This lump represents pretty much the same mechanism as the marksurfaces. A face can insert its surfedge indexes into this array to get the corresponding edges delimitting the face and further pointing to the vertexes, which are required for rendering. The index can be positive or negative. If the value of the surfedge is positive, the first vertex of the edge is used as vertex for rendering the face, otherwise, the value is multiplied by -1 and the second vertex of the indexed edge is used.


Array of structs:

#define MAX_MAP_HULLS 4

typedef struct _BSPMODEL
    float nMins[3], nMaxs[3];          // Defines bounding box
    VECTOR3D vOrigin;                  // Coordinates to move the // coordinate system
    int32_t iHeadnodes[MAX_MAP_HULLS]; // Index into nodes array
    int32_t nVisLeafs;                 // ???
    int32_t iFirstFace, nFaces;        // Index and count into faces
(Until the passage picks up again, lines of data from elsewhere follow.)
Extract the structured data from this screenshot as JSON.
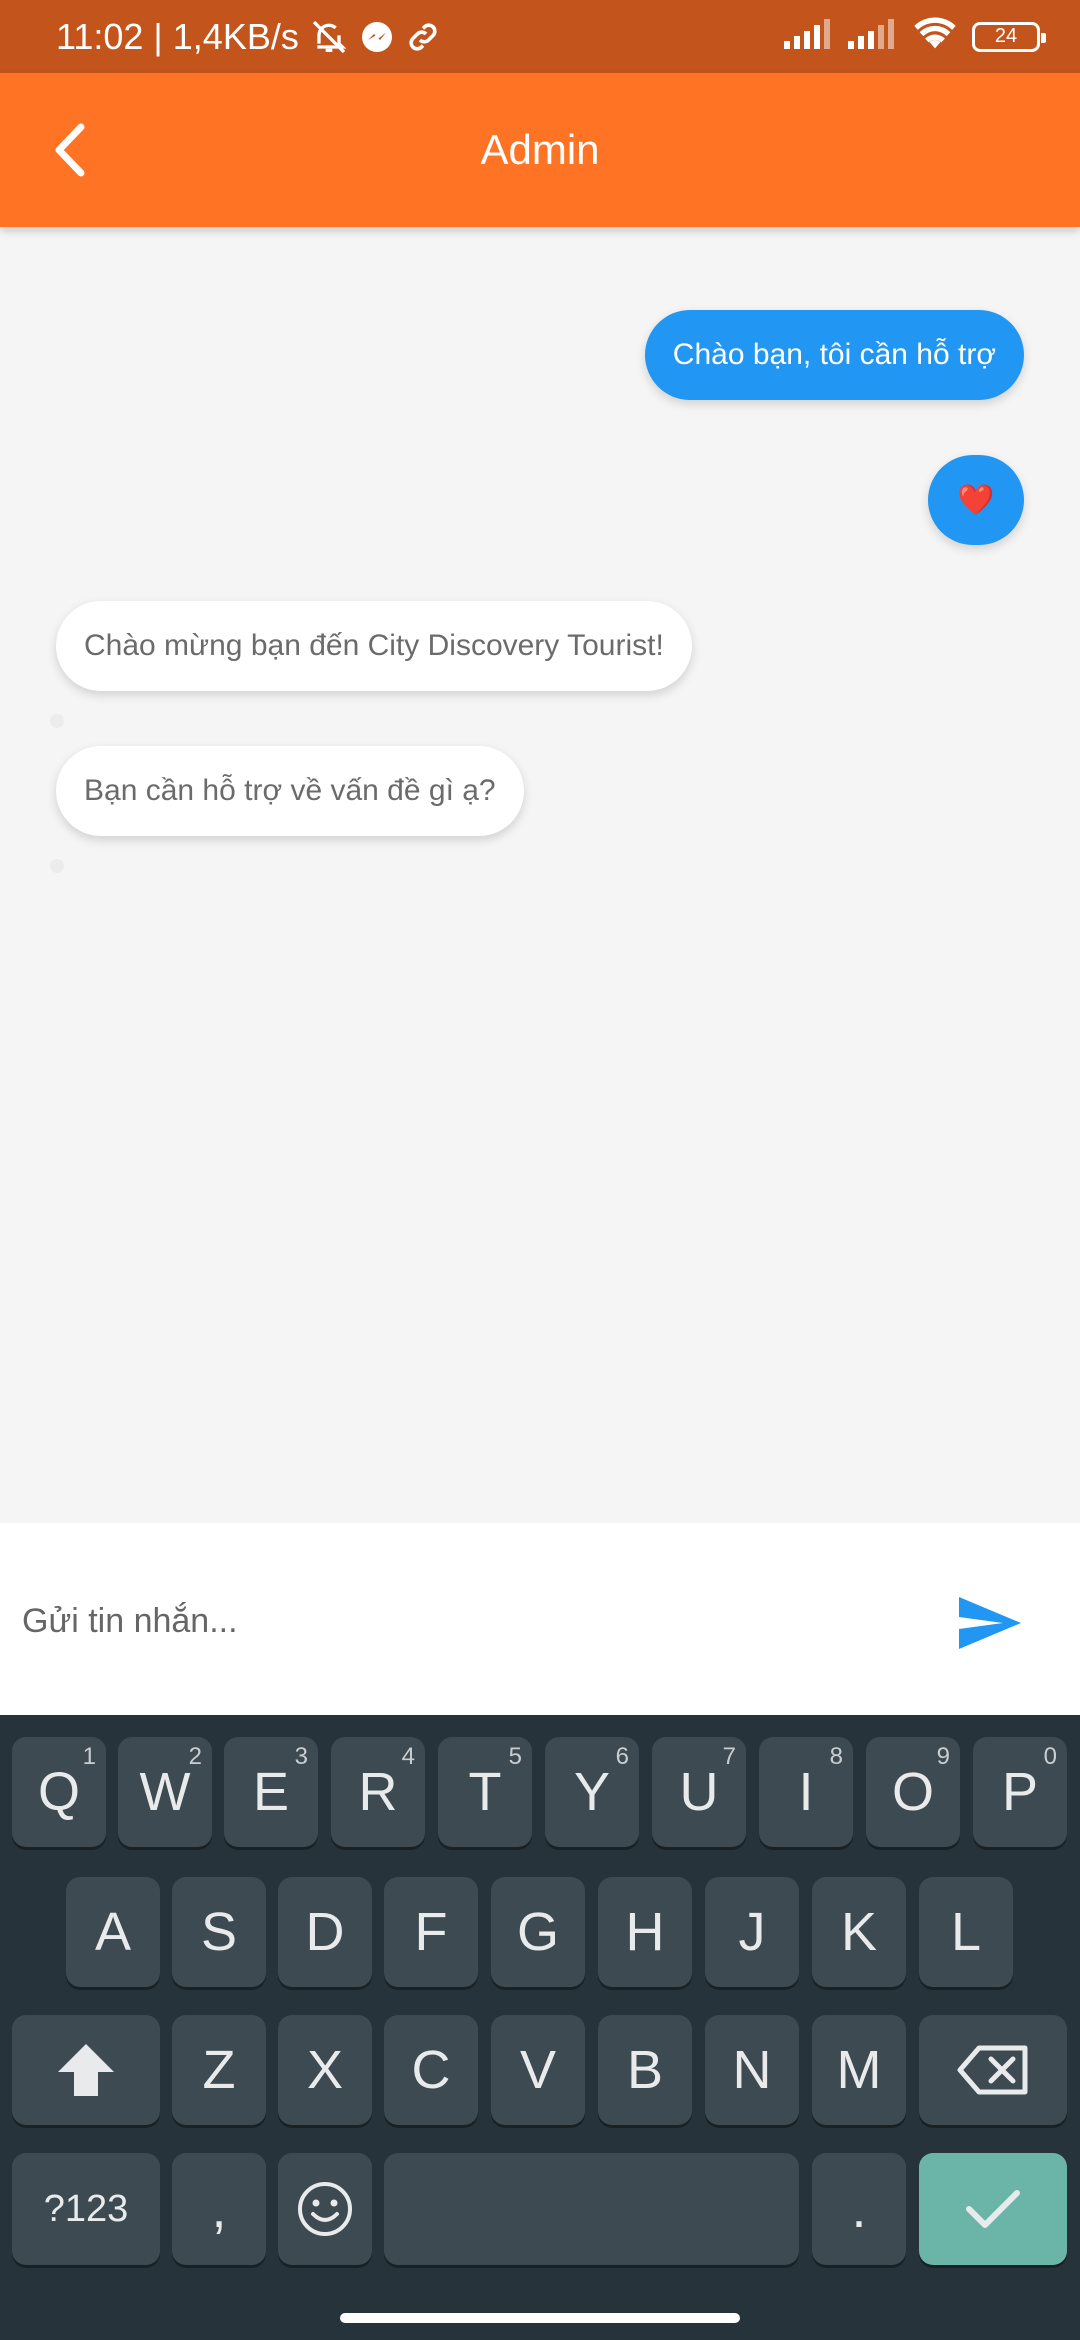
{
  "status_bar": {
    "time": "11:02",
    "separator": "|",
    "net_speed": "1,4KB/s",
    "battery_level": "24"
  },
  "app_bar": {
    "title": "Admin"
  },
  "messages": [
    {
      "text": "Chào bạn, tôi cần hỗ trợ",
      "direction": "sent"
    },
    {
      "text": "❤️",
      "direction": "sent"
    },
    {
      "text": "Chào mừng bạn đến City Discovery Tourist!",
      "direction": "received"
    },
    {
      "text": "Bạn cần hỗ trợ về vấn đề gì ạ?",
      "direction": "received"
    }
  ],
  "input": {
    "placeholder": "Gửi tin nhắn..."
  },
  "keyboard": {
    "row1": [
      {
        "label": "Q",
        "hint": "1"
      },
      {
        "label": "W",
        "hint": "2"
      },
      {
        "label": "E",
        "hint": "3"
      },
      {
        "label": "R",
        "hint": "4"
      },
      {
        "label": "T",
        "hint": "5"
      },
      {
        "label": "Y",
        "hint": "6"
      },
      {
        "label": "U",
        "hint": "7"
      },
      {
        "label": "I",
        "hint": "8"
      },
      {
        "label": "O",
        "hint": "9"
      },
      {
        "label": "P",
        "hint": "0"
      }
    ],
    "row2": [
      "A",
      "S",
      "D",
      "F",
      "G",
      "H",
      "J",
      "K",
      "L"
    ],
    "row3": [
      "Z",
      "X",
      "C",
      "V",
      "B",
      "N",
      "M"
    ],
    "symbols_label": "?123",
    "comma_label": ",",
    "period_label": "."
  },
  "colors": {
    "status_bar": "#c2541c",
    "app_bar": "#ff7324",
    "sent_bubble": "#2196f3",
    "received_bubble": "#ffffff",
    "keyboard_bg": "#27333a",
    "key_bg": "#3d4a52",
    "enter_key": "#6bb5a8"
  },
  "icons": {
    "back": "back-arrow-icon",
    "send": "send-icon",
    "shift": "shift-icon",
    "backspace": "backspace-icon",
    "emoji": "emoji-icon",
    "enter": "check-icon"
  }
}
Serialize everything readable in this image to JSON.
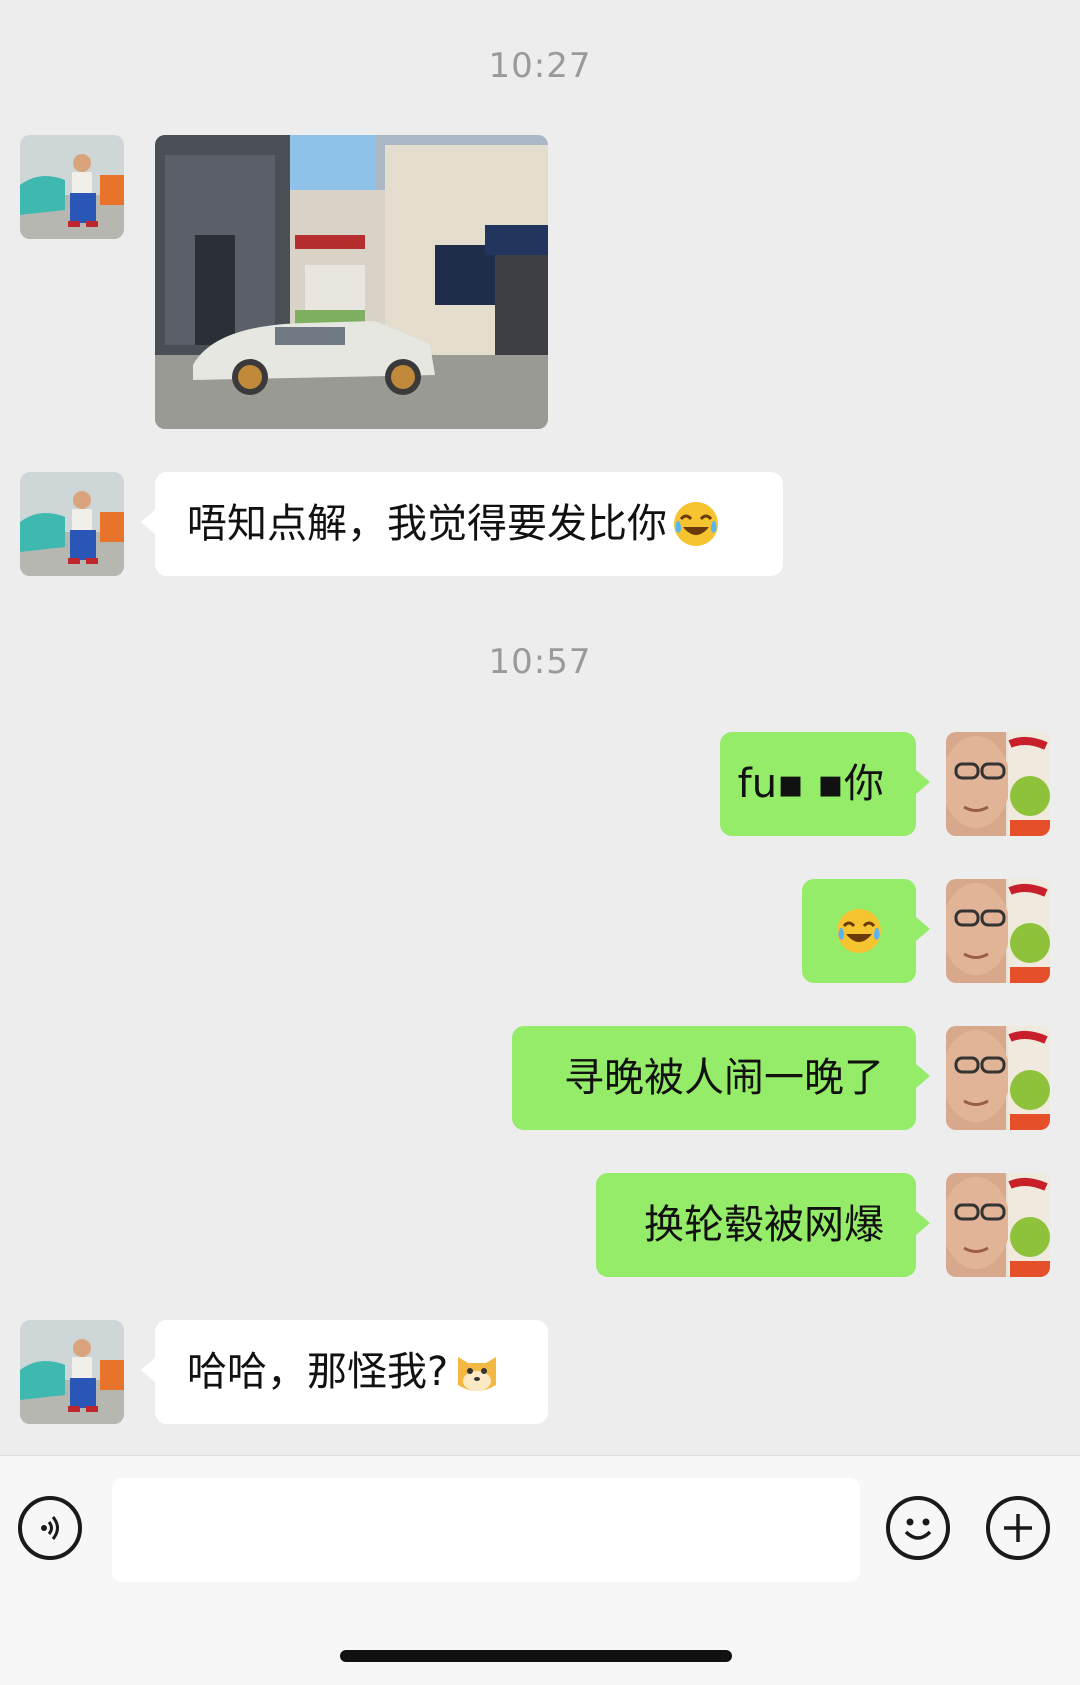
{
  "chat": {
    "timestamps": [
      "10:27",
      "10:57"
    ],
    "messages": [
      {
        "side": "in",
        "type": "image",
        "description_icon": "car-photo"
      },
      {
        "side": "in",
        "type": "text",
        "text": "唔知点解，我觉得要发比你",
        "emoji": "tears-of-joy-emoji"
      },
      {
        "side": "out",
        "type": "text",
        "text": "fu▪ ▪你",
        "emoji": ""
      },
      {
        "side": "out",
        "type": "emoji",
        "text": "",
        "emoji": "tears-of-joy-emoji"
      },
      {
        "side": "out",
        "type": "text",
        "text": "寻晚被人闹一晚了",
        "emoji": ""
      },
      {
        "side": "out",
        "type": "text",
        "text": "换轮毂被网爆",
        "emoji": ""
      },
      {
        "side": "in",
        "type": "text",
        "text": "哈哈，那怪我?",
        "emoji": "doge-emoji"
      }
    ]
  },
  "input_bar": {
    "voice_icon": "voice-icon",
    "emoji_icon": "smiley-icon",
    "add_icon": "plus-icon",
    "input_value": ""
  },
  "colors": {
    "background": "#ededed",
    "incoming_bubble": "#ffffff",
    "outgoing_bubble": "#95ec69",
    "timestamp": "#9a9a9a"
  }
}
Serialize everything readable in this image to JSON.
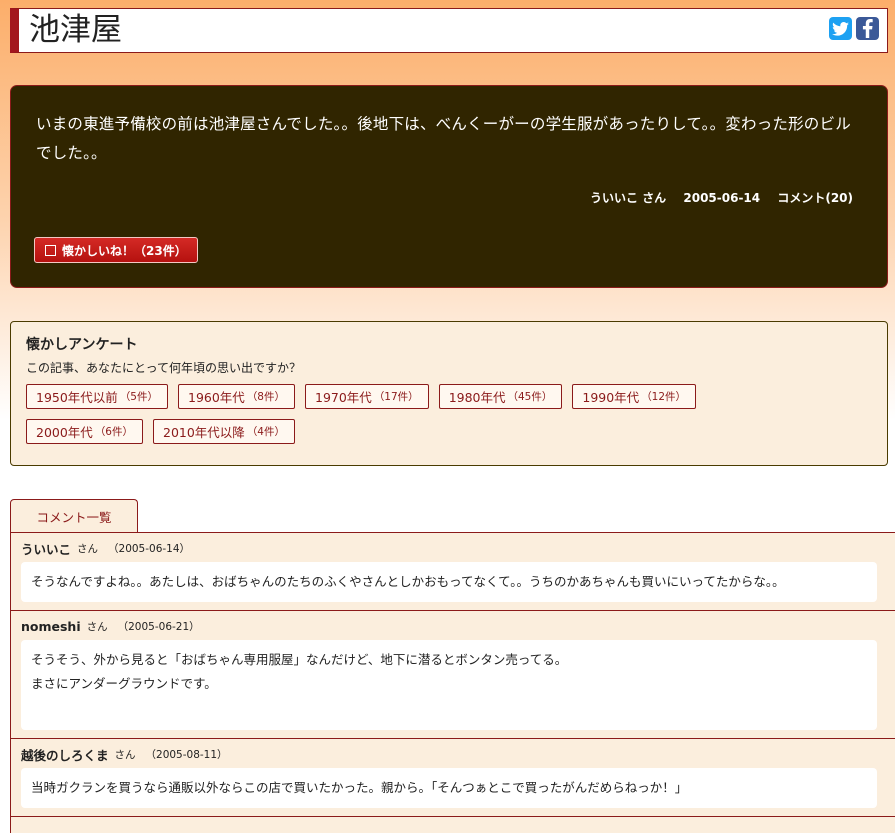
{
  "page": {
    "title": "池津屋"
  },
  "share": {
    "twitter": "t",
    "facebook": "f"
  },
  "story": {
    "body": "いまの東進予備校の前は池津屋さんでした。。後地下は、べんくーがーの学生服があったりして。。変わった形のビルでした。。",
    "author": "ういいこ さん",
    "date": "2005-06-14",
    "comments": "コメント(20)",
    "like_label": "懐かしいね！（",
    "like_count": "23件",
    "like_close": "）"
  },
  "survey": {
    "title": "懐かしアンケート",
    "question": "この記事、あなたにとって何年頃の思い出ですか？",
    "options": [
      {
        "label": "1950年代以前",
        "count": "（5件）"
      },
      {
        "label": "1960年代",
        "count": "（8件）"
      },
      {
        "label": "1970年代",
        "count": "（17件）"
      },
      {
        "label": "1980年代",
        "count": "（45件）"
      },
      {
        "label": "1990年代",
        "count": "（12件）"
      },
      {
        "label": "2000年代",
        "count": "（6件）"
      },
      {
        "label": "2010年代以降",
        "count": "（4件）"
      }
    ]
  },
  "comments_tab": "コメント一覧",
  "comments": [
    {
      "name": "ういいこ",
      "san": "さん",
      "date": "（2005-06-14）",
      "lines": [
        "そうなんですよね。。あたしは、おばちゃんのたちのふくやさんとしかおもってなくて。。うちのかあちゃんも買いにいってたからな。。"
      ]
    },
    {
      "name": "nomeshi",
      "san": "さん",
      "date": "（2005-06-21）",
      "lines": [
        "そうそう、外から見ると「おばちゃん専用服屋」なんだけど、地下に潜るとボンタン売ってる。",
        "まさにアンダーグラウンドです。"
      ]
    },
    {
      "name": "越後のしろくま",
      "san": "さん",
      "date": "（2005-08-11）",
      "lines": [
        "当時ガクランを買うなら通販以外ならこの店で買いたかった。親から。「そんつぁとこで買ったがんだめらねっか！」"
      ]
    }
  ]
}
A model is kind of a mini BSP tree. Its size is determinded by the bounding box spaned by the first to members of this struct. The major difference between a model and the BSP tree holding the scene is that the models use a local coordinate system for their vertexes and just state its origin in world coordinates. During rendering the coordinate system is translated to the origin of the model (glTranslate()) and moved back after the models BSP tree has been traversed. Furthermore their are 4 indexes into node arrays. The first one has proofed to index the root node of the mini BSP tree used for rendering. The other three indexes could probably be used for collision detection, meaning they point into the clipnodes, but I am not sure about this. The meaning of the next value is also somehow unclear to me. Finally their are direct indexes into the faces array, not taking the redirecting by the marksurfaces.


Blank image.pngTodo:

External links